Input material ::
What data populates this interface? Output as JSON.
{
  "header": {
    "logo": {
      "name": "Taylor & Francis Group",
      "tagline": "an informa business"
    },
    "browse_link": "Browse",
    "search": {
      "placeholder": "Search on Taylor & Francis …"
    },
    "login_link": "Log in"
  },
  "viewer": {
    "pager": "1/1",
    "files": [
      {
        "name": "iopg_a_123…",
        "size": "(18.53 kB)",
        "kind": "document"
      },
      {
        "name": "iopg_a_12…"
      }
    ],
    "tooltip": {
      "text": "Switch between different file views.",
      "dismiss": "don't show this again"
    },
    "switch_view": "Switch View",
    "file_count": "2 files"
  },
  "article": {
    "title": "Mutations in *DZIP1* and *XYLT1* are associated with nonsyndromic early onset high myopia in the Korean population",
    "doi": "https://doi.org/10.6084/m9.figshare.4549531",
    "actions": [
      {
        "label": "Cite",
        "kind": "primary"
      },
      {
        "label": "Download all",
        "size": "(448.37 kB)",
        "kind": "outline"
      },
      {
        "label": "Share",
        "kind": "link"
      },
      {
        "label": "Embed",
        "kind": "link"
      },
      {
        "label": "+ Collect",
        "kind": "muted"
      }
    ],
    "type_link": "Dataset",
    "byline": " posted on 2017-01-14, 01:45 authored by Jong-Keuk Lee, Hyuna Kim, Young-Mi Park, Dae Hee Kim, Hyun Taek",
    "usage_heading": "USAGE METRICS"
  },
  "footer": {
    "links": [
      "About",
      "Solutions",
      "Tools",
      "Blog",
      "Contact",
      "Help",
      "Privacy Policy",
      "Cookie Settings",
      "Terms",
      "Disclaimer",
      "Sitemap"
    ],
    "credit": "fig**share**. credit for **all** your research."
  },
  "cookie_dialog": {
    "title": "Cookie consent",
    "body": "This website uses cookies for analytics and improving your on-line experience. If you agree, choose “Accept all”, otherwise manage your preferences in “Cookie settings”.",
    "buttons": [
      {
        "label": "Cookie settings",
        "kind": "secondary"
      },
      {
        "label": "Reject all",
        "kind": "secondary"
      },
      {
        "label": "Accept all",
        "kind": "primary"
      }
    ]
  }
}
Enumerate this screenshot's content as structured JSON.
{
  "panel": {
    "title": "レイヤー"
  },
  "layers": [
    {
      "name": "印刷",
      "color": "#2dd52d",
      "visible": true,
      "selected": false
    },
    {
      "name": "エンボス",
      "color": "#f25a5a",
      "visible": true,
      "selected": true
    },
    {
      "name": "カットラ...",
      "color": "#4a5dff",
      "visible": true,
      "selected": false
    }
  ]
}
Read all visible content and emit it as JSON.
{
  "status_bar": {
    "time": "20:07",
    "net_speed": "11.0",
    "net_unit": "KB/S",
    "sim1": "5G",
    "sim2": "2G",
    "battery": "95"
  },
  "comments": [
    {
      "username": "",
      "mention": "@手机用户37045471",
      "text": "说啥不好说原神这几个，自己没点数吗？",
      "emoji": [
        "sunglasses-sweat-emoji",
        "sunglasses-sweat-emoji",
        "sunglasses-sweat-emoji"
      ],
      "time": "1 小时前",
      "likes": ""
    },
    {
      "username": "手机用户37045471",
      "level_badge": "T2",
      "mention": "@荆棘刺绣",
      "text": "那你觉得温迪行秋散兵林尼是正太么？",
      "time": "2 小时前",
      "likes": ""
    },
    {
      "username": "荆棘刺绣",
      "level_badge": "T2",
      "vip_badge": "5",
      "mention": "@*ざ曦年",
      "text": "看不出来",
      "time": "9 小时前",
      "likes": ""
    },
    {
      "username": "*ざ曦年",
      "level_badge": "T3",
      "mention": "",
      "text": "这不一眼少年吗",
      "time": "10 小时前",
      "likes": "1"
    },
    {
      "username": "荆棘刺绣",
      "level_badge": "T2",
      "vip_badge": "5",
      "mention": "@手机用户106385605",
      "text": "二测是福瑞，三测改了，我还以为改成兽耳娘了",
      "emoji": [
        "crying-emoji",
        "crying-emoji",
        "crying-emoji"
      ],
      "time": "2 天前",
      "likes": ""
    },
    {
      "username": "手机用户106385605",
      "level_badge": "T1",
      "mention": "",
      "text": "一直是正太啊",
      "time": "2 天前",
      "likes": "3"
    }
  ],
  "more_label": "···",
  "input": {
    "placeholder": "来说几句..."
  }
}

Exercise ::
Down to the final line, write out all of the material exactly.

Reply to the task ::
What data populates this interface? Output as JSON.
{
  "header": {
    "logo": {
      "name": "Taylor & Francis Group",
      "tagline": "an informa business"
    },
    "browse_link": "Browse",
    "search": {
      "placeholder": "Search on Taylor & Francis …"
    },
    "login_link": "Log in"
  },
  "viewer": {
    "pager": "1/1",
    "files": [
      {
        "name": "iopg_a_123…",
        "size": "(18.53 kB)",
        "kind": "document"
      },
      {
        "name": "iopg_a_12…"
      }
    ],
    "tooltip": {
      "text": "Switch between different file views.",
      "dismiss": "don't show this again"
    },
    "switch_view": "Switch View",
    "file_count": "2 files"
  },
  "article": {
    "title": "Mutations in *DZIP1* and *XYLT1* are associated with nonsyndromic early onset high myopia in the Korean population",
    "doi": "https://doi.org/10.6084/m9.figshare.4549531",
    "actions": [
      {
        "label": "Cite",
        "kind": "primary"
      },
      {
        "label": "Download all",
        "size": "(448.37 kB)",
        "kind": "outline"
      },
      {
        "label": "Share",
        "kind": "link"
      },
      {
        "label": "Embed",
        "kind": "link"
      },
      {
        "label": "+ Collect",
        "kind": "muted"
      }
    ],
    "type_link": "Dataset",
    "byline": " posted on 2017-01-14, 01:45 authored by Jong-Keuk Lee, Hyuna Kim, Young-Mi Park, Dae Hee Kim, Hyun Taek",
    "usage_heading": "USAGE METRICS"
  },
  "footer": {
    "links": [
      "About",
      "Solutions",
      "Tools",
      "Blog",
      "Contact",
      "Help",
      "Privacy Policy",
      "Cookie Settings",
      "Terms",
      "Disclaimer",
      "Sitemap"
    ],
    "credit": "fig**share**. credit for **all** your research."
  },
  "cookie_dialog": {
    "title": "Cookie consent",
    "body": "This website uses cookies for analytics and improving your on-line experience. If you agree, choose “Accept all”, otherwise manage your preferences in “Cookie settings”.",
    "buttons": [
      {
        "label": "Cookie settings",
        "kind": "secondary"
      },
      {
        "label": "Reject all",
        "kind": "secondary"
      },
      {
        "label": "Accept all",
        "kind": "primary"
      }
    ]
  }
}
Enumerate this screenshot's content as structured JSON.
{
  "panel": {
    "title": "レイヤー"
  },
  "layers": [
    {
      "name": "印刷",
      "color": "#2dd52d",
      "visible": true,
      "selected": false
    },
    {
      "name": "エンボス",
      "color": "#f25a5a",
      "visible": true,
      "selected": true
    },
    {
      "name": "カットラ...",
      "color": "#4a5dff",
      "visible": true,
      "selected": false
    }
  ]
}
Read all visible content and emit it as JSON.
{
  "status_bar": {
    "time": "20:07",
    "net_speed": "11.0",
    "net_unit": "KB/S",
    "sim1": "5G",
    "sim2": "2G",
    "battery": "95"
  },
  "comments": [
    {
      "username": "",
      "mention": "@手机用户37045471",
      "text": "说啥不好说原神这几个，自己没点数吗？",
      "emoji": [
        "sunglasses-sweat-emoji",
        "sunglasses-sweat-emoji",
        "sunglasses-sweat-emoji"
      ],
      "time": "1 小时前",
      "likes": ""
    },
    {
      "username": "手机用户37045471",
      "level_badge": "T2",
      "mention": "@荆棘刺绣",
      "text": "那你觉得温迪行秋散兵林尼是正太么？",
      "time": "2 小时前",
      "likes": ""
    },
    {
      "username": "荆棘刺绣",
      "level_badge": "T2",
      "vip_badge": "5",
      "mention": "@*ざ曦年",
      "text": "看不出来",
      "time": "9 小时前",
      "likes": ""
    },
    {
      "username": "*ざ曦年",
      "level_badge": "T3",
      "mention": "",
      "text": "这不一眼少年吗",
      "time": "10 小时前",
      "likes": "1"
    },
    {
      "username": "荆棘刺绣",
      "level_badge": "T2",
      "vip_badge": "5",
      "mention": "@手机用户106385605",
      "text": "二测是福瑞，三测改了，我还以为改成兽耳娘了",
      "emoji": [
        "crying-emoji",
        "crying-emoji",
        "crying-emoji"
      ],
      "time": "2 天前",
      "likes": ""
    },
    {
      "username": "手机用户106385605",
      "level_badge": "T1",
      "mention": "",
      "text": "一直是正太啊",
      "time": "2 天前",
      "likes": "3"
    }
  ],
  "more_label": "···",
  "input": {
    "placeholder": "来说几句..."
  }
}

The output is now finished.